§ INFORMATION SUPPLIED

╔══

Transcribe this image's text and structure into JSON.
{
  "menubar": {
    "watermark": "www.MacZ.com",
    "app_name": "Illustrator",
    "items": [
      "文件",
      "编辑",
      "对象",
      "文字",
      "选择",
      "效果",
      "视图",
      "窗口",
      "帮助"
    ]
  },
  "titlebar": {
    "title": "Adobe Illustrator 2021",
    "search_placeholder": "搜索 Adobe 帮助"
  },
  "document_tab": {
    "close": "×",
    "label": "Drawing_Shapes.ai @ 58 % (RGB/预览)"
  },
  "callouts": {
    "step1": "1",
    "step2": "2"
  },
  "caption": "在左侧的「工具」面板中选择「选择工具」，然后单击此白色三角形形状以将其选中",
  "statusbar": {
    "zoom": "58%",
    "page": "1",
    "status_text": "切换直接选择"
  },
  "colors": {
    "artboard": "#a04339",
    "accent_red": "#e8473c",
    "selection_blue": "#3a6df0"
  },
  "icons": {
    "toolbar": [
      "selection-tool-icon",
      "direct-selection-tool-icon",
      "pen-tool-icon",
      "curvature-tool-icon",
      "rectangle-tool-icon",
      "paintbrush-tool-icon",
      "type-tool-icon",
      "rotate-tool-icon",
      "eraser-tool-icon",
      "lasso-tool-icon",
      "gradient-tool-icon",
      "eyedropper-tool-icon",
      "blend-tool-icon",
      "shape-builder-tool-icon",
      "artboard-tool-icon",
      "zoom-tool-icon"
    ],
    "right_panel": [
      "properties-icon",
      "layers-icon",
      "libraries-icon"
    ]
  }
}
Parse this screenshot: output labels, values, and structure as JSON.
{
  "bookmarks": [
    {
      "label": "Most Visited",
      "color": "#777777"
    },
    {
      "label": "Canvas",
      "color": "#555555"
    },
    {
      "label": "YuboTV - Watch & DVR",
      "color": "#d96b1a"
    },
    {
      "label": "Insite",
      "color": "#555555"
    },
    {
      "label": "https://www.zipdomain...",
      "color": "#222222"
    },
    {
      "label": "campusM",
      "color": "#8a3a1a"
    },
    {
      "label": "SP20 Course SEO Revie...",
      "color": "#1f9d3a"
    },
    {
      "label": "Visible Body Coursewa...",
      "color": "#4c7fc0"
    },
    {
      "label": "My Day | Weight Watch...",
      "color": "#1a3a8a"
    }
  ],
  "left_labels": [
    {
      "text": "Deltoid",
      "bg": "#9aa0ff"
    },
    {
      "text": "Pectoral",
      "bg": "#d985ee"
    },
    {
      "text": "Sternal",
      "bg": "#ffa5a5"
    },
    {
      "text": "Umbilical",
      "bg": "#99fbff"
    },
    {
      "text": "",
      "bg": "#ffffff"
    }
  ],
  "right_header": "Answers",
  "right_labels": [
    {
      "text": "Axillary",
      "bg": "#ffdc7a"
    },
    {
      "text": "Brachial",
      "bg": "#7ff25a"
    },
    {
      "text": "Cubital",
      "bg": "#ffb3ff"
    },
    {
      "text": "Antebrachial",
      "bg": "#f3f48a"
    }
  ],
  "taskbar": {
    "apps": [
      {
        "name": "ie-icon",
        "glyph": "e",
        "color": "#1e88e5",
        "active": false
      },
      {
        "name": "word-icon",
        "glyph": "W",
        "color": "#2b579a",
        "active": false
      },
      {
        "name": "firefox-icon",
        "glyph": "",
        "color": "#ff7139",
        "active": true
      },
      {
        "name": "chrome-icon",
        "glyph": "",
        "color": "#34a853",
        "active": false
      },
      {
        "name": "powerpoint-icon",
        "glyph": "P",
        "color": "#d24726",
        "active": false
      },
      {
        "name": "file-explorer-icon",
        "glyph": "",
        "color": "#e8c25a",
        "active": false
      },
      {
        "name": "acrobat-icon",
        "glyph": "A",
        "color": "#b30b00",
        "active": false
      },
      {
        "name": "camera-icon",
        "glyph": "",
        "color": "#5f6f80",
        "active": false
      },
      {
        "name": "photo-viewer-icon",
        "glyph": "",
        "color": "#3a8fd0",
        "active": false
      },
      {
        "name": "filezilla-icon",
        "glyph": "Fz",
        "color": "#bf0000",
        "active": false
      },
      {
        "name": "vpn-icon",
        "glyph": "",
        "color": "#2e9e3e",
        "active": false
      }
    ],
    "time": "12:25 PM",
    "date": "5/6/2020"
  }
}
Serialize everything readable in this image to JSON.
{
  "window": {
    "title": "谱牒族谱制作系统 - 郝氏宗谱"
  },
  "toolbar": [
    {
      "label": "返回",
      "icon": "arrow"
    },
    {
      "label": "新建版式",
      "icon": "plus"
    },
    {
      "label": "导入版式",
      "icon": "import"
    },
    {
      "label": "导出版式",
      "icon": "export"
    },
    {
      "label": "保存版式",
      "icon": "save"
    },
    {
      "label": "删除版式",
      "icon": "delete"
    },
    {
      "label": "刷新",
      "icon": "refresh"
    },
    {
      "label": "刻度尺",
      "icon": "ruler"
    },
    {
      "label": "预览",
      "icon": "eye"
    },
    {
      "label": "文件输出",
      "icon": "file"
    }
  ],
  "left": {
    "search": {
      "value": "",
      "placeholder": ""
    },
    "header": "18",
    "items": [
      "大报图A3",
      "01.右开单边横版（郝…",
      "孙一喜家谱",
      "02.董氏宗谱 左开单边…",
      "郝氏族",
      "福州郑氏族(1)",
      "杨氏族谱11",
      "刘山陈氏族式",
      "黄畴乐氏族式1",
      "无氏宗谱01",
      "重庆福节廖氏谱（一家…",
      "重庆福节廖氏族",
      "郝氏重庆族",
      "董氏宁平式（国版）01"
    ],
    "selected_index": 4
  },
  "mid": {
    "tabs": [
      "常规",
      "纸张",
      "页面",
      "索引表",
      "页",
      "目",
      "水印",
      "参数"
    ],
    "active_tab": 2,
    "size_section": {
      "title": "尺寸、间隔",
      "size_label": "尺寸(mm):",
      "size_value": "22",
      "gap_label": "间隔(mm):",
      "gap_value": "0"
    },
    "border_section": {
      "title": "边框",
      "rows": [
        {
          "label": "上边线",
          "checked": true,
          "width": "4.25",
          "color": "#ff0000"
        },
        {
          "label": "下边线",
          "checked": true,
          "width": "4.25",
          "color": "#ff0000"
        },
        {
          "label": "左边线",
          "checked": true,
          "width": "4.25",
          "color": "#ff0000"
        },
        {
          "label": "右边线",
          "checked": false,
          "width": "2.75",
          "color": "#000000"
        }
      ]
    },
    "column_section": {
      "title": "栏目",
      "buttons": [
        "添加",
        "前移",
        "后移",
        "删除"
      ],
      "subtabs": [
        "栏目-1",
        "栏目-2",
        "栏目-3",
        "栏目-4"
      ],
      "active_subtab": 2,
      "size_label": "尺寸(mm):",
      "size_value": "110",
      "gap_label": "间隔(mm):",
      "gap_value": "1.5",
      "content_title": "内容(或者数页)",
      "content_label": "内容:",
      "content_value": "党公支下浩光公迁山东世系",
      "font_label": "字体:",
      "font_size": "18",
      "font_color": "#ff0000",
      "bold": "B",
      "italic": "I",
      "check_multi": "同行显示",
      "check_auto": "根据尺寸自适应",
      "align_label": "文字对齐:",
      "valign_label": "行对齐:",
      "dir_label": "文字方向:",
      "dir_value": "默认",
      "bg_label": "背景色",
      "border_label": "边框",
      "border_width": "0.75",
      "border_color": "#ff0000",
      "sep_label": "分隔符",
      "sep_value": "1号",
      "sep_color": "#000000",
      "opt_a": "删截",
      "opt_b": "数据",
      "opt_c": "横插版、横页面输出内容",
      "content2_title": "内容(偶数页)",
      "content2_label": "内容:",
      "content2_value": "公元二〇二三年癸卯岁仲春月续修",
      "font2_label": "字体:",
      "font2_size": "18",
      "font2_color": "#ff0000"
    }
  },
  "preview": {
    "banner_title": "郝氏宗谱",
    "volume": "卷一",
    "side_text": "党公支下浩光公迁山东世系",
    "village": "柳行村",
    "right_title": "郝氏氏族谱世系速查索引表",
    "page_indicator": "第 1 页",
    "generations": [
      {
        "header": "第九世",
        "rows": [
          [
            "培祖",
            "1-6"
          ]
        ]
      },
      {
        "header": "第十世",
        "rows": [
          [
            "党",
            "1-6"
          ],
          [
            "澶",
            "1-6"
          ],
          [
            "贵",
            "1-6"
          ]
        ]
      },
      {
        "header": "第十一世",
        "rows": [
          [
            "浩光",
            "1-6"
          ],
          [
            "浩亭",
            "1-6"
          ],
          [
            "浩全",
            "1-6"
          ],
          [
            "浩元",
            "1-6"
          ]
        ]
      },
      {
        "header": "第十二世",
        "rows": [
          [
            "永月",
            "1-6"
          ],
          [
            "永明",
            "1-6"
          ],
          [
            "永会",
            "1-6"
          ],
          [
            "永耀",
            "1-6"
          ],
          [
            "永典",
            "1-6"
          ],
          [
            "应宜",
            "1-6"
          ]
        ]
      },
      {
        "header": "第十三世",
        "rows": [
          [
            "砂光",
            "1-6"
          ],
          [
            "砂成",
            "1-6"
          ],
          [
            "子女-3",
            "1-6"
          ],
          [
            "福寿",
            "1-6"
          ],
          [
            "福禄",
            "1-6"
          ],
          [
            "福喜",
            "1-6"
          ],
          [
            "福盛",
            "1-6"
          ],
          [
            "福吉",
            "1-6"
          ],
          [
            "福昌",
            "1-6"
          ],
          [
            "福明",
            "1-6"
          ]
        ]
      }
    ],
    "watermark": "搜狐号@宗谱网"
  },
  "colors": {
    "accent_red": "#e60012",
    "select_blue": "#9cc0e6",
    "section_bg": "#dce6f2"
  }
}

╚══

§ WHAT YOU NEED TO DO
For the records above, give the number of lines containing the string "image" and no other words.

§ ANSWER
2